Still, one of these days I’ll do it. And depending on the way my work schedule ends up falling, my next DC trip will be either this Tuesday, November 28, or some time two weeks from now. Next week, which is my regular DC week, my schedule is such that I can’t make it up. I need either another day off following a DC trip, or a shift the next day that starts in the afternoon to make it happen. After my two nonconsecutive days off in that week, I have early-morning shifts the following days. And if I tried to pull DC out of that, I’d get either no sleep or very little sleep. Either way, it’s no condition I’d want to be in while working. One of my days off is followed by a shift that starts at 6:00 AM. That’s early by my standards. If I did a DC trip and then came back to that, in a worst-case scenario where the return trip runs long, I would basically have to go to work directly from Washington, and not go home until after work. And that would be a bad idea.

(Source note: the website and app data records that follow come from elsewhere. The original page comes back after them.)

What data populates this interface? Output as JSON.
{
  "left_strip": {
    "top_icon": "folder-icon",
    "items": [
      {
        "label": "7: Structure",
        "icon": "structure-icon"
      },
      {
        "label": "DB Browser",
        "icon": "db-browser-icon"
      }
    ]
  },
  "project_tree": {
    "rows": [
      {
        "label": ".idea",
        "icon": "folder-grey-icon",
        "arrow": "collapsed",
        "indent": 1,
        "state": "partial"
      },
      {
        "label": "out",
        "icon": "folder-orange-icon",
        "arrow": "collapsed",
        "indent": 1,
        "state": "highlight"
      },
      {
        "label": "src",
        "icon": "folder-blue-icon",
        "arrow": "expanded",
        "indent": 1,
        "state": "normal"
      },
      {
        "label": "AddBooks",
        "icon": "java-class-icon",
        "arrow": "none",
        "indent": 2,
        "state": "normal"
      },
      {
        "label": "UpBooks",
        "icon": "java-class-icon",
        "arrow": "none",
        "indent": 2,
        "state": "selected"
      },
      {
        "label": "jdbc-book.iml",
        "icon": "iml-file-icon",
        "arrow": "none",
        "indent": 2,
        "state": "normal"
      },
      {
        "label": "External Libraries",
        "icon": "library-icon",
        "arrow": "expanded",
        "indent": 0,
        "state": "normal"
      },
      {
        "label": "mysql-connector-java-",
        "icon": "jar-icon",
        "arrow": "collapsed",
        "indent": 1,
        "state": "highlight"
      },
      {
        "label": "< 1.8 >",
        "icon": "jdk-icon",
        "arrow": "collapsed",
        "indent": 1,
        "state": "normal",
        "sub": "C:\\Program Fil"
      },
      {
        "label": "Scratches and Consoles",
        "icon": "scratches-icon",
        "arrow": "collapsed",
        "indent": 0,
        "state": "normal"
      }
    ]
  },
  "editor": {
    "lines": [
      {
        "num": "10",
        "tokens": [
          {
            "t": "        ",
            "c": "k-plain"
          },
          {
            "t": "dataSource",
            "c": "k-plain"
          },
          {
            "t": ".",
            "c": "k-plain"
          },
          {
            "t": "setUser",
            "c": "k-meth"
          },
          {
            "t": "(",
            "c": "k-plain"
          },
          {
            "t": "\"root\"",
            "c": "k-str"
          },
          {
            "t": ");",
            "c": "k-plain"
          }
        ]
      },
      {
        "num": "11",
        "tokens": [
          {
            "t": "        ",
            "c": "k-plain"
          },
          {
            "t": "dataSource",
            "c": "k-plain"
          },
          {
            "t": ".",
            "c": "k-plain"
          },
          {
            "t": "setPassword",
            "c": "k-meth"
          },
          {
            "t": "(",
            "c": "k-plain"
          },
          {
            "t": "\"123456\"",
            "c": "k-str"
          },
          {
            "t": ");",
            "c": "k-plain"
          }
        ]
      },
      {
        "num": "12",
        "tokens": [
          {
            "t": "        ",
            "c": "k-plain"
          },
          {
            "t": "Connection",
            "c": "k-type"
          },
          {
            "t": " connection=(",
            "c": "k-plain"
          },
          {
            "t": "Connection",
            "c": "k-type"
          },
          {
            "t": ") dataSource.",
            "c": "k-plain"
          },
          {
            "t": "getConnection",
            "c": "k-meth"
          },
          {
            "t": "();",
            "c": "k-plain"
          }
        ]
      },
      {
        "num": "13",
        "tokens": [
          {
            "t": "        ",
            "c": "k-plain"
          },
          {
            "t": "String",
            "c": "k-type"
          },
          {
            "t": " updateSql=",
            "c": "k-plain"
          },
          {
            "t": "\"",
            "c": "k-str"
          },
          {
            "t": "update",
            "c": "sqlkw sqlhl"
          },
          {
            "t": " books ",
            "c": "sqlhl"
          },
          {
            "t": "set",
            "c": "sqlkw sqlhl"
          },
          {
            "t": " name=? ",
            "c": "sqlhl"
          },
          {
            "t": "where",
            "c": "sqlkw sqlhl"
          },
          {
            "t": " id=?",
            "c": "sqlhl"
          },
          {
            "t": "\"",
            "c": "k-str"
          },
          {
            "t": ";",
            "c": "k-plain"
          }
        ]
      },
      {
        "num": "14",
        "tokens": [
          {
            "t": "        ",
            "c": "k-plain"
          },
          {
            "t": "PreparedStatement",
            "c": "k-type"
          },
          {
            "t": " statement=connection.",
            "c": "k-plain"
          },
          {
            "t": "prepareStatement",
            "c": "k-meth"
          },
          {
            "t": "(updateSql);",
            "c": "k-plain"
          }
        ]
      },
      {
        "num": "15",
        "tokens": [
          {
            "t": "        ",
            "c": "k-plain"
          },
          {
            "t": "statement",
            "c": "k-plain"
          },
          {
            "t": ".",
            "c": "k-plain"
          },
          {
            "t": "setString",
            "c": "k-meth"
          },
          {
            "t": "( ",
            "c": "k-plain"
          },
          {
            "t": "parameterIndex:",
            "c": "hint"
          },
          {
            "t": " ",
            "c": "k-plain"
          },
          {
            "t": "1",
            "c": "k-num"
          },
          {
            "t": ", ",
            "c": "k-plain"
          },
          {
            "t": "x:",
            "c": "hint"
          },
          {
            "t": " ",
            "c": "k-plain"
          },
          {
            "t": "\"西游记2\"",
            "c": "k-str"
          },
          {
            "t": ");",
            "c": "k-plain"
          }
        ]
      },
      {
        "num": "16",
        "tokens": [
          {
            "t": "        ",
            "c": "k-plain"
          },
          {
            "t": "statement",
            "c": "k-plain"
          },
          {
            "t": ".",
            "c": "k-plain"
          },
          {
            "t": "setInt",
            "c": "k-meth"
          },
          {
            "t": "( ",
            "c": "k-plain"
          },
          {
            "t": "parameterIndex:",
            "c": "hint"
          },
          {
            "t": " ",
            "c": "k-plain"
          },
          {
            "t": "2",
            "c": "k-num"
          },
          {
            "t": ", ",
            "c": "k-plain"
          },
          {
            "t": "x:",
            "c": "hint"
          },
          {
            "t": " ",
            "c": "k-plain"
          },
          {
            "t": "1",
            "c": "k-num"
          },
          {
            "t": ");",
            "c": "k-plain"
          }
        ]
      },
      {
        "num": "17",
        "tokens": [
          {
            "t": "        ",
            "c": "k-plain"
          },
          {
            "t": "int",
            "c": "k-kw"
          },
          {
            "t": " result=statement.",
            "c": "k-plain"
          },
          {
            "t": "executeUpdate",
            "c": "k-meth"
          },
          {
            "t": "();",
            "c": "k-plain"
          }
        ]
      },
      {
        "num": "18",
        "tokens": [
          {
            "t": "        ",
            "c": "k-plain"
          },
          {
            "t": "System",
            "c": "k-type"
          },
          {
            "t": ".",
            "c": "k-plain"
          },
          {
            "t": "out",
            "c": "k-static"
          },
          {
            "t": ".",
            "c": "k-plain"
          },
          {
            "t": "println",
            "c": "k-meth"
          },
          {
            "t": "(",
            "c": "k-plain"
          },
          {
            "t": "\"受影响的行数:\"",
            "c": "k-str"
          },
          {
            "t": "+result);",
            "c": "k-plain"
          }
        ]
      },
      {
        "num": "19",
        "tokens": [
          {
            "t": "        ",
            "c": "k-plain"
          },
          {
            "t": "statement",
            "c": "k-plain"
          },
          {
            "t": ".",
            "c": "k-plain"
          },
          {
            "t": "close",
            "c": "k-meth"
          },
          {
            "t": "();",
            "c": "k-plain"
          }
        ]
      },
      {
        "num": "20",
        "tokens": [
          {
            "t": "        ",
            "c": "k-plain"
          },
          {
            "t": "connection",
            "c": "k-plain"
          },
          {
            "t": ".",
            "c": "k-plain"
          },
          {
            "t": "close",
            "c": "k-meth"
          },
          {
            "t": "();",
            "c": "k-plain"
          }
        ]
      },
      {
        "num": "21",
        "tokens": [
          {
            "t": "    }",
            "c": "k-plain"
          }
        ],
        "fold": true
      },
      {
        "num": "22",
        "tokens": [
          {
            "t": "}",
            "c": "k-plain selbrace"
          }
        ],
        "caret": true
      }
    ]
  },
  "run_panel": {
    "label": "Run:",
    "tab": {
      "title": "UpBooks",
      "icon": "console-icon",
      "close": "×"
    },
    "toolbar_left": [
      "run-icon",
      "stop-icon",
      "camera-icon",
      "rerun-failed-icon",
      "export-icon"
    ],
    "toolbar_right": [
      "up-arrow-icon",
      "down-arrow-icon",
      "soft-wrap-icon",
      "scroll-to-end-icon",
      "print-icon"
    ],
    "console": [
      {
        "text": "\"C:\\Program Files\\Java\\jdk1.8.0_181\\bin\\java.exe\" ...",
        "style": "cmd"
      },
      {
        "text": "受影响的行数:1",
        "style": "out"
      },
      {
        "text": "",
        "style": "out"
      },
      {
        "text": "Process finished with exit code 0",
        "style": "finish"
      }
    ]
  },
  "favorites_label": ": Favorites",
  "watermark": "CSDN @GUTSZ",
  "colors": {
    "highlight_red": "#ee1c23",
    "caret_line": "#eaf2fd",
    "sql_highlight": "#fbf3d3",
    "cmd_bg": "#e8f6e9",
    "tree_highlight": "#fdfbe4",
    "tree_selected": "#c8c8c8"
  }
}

By the way, the longest return trip that I’ve ever had was on my March 30, 2005 trip, which ultimately became the linking material for If These Streets Could Talk. I wasn’t feeling the best on that trip – I was recovering from a cold, and didn’t have my full voice, and that’s evident in the movies. On trips that I make when I’m sick, the illness usually adds to the fatigue level, and I have to stop to take a nap on the way home at one of my stops. On that trip, I left Vienna at midnight (as usual), and had to take two naps. I took one nap at Sheetz in Haymarket, locking the doors, reclining the seat, and taking a snooze in the car. Then I had to take a second nap in Woodstock. I didn’t get home until 6:30 in the morning. That was an awful trip home for that alone. And it’s often a sign of a rough return trip to come if one has to take a nap before one’s even out of Northern Virginia.

Web site: Speaking of DC trips, this was a fairly memorable one

Song: None

Quote: Haven't I said enough?

Categories: DC trips, Driving